In how many lines of the listing does the word "settings" appear? Reply with the number only.

Entries shown:
------------------------
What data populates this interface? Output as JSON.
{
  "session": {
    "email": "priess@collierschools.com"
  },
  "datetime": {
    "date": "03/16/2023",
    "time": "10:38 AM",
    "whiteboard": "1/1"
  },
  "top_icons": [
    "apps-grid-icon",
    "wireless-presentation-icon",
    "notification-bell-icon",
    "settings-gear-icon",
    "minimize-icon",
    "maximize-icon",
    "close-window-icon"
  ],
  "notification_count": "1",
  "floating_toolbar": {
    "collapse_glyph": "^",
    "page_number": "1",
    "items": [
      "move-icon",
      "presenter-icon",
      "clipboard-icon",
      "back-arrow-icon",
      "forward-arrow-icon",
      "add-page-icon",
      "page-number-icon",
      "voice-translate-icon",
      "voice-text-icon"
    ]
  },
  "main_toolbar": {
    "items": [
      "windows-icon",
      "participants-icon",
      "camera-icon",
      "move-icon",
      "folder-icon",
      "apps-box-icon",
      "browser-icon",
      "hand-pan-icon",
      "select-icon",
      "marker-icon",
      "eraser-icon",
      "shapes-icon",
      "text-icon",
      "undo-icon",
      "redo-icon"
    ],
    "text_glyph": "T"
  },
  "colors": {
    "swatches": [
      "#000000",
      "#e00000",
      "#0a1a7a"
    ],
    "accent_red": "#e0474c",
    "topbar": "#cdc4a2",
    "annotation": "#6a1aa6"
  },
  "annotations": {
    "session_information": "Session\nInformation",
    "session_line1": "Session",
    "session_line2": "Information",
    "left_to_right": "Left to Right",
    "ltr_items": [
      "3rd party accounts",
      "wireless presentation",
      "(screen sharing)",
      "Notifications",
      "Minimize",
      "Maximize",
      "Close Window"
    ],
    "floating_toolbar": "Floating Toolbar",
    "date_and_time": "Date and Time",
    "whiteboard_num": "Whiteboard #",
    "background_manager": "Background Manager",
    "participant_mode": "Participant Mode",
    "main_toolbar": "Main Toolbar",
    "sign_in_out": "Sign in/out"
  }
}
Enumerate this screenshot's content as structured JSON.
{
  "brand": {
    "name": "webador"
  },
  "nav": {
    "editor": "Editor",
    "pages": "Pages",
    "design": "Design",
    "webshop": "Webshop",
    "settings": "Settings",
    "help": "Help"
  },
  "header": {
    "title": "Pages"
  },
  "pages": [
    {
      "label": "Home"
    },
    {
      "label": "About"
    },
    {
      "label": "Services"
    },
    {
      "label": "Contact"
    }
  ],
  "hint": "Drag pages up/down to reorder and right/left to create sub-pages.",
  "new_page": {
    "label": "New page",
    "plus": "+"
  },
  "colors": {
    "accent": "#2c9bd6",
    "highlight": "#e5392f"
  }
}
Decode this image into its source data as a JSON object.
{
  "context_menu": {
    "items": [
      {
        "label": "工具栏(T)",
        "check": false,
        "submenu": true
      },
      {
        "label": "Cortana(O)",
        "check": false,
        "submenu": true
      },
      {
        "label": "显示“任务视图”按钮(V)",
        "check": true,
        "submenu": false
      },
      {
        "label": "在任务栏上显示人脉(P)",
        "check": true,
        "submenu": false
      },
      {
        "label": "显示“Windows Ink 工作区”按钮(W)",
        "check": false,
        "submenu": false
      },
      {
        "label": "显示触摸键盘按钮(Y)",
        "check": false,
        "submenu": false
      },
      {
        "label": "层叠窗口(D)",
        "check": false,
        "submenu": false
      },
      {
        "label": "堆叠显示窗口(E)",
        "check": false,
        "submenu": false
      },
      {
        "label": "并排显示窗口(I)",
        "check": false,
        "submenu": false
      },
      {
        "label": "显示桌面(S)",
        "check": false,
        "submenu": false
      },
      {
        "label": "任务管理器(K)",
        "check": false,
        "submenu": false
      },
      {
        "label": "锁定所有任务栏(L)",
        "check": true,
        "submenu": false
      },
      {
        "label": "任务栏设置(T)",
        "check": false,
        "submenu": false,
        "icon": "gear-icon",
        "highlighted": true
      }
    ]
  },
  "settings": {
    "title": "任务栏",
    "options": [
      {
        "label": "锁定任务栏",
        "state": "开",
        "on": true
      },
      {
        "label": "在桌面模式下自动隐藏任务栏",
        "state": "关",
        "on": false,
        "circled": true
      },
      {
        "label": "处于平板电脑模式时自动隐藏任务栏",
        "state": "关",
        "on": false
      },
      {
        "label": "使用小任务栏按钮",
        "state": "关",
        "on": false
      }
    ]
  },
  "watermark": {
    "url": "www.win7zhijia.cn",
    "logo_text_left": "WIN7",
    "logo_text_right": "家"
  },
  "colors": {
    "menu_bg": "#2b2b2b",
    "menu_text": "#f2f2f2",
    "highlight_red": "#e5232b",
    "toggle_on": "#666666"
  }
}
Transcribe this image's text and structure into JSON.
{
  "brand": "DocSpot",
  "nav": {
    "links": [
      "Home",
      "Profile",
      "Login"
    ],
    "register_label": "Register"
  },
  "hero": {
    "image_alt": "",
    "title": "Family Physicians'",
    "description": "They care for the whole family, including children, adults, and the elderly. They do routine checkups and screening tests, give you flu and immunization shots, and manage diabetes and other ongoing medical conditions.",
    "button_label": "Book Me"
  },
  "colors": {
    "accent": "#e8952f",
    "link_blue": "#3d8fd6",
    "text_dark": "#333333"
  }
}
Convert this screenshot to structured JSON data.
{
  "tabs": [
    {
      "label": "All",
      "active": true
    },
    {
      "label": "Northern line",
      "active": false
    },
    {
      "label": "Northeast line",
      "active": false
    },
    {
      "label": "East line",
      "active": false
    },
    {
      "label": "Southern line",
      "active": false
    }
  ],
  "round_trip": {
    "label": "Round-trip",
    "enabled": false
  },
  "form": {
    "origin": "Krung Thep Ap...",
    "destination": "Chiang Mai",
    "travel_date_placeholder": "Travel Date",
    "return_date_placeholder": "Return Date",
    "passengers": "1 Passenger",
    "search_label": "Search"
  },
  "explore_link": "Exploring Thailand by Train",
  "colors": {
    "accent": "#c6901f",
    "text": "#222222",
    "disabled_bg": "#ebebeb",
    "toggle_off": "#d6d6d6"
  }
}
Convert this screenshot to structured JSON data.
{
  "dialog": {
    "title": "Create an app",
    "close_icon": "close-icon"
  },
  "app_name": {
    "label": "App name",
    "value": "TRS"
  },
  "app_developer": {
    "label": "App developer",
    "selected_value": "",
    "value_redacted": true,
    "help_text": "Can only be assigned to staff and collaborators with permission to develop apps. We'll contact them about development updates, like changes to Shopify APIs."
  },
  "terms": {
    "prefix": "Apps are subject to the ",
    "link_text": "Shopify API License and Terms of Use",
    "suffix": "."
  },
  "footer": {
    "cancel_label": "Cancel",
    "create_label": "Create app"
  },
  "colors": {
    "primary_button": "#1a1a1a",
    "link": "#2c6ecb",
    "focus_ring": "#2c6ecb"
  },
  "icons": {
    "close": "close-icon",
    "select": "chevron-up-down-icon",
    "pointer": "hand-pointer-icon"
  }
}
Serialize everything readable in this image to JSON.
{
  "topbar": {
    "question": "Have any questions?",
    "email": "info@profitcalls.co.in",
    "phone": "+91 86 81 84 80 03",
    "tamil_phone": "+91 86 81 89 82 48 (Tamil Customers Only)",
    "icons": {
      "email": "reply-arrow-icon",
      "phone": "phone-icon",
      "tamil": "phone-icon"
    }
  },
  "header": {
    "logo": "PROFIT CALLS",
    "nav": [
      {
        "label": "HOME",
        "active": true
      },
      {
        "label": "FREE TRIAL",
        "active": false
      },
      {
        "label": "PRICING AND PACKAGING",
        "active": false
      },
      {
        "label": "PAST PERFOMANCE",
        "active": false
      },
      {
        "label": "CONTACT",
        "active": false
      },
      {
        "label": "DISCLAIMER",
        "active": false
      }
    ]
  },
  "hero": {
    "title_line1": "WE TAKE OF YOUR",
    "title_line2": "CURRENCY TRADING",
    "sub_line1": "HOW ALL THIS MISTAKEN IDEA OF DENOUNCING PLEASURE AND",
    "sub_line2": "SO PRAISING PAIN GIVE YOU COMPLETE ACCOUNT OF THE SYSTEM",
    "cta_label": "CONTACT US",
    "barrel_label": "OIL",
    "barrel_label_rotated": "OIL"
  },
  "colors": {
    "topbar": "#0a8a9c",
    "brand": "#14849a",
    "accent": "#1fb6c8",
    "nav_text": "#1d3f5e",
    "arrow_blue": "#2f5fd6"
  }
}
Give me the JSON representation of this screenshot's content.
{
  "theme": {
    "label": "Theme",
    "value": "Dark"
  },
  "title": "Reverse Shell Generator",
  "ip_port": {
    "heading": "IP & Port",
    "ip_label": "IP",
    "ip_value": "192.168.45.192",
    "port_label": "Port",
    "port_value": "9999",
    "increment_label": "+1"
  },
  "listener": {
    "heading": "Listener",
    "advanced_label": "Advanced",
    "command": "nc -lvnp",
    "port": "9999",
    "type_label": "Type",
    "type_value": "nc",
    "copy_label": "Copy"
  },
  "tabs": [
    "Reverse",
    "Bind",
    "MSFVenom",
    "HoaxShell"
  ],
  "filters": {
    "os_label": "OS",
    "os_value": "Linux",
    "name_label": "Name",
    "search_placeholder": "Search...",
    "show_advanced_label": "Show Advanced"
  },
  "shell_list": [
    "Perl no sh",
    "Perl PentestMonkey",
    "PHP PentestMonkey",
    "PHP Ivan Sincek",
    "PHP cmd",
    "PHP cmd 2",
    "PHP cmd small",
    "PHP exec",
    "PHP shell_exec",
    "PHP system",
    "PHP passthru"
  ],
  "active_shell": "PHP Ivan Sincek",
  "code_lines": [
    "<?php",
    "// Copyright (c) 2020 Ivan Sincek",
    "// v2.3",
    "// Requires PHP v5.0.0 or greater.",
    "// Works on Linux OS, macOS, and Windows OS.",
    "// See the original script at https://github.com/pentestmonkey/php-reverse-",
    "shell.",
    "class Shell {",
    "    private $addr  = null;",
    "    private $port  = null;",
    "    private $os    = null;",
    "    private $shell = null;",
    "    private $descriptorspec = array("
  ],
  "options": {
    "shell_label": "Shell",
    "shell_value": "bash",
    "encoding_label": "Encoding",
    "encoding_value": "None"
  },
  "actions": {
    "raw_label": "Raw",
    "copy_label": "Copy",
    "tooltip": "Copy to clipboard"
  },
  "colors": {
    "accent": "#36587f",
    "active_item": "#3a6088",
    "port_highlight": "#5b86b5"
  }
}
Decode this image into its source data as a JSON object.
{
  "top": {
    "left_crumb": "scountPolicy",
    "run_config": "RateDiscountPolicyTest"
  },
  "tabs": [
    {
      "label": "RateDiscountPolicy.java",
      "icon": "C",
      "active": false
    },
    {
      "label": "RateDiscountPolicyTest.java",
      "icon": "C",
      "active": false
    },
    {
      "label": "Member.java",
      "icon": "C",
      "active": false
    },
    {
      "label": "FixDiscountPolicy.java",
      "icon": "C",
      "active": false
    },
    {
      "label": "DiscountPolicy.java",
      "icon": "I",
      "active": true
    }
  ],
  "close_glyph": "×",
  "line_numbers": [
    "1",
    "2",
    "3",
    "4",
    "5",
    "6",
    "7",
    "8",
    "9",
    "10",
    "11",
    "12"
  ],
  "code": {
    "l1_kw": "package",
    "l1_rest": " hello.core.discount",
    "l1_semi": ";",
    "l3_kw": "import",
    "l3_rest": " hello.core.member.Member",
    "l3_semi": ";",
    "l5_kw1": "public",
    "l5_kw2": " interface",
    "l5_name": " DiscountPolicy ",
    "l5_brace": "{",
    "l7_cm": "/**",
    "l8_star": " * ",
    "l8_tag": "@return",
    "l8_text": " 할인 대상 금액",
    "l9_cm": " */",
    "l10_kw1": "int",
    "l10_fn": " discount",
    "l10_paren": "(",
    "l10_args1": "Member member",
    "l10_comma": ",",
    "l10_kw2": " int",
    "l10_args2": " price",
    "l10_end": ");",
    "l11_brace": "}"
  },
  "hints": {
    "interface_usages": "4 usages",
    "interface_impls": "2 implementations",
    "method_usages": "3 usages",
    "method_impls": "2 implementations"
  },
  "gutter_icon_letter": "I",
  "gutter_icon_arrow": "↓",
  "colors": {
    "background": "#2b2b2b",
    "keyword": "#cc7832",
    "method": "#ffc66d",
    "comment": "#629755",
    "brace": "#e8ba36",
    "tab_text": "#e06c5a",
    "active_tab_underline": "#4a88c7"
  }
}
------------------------
Exercise response: 3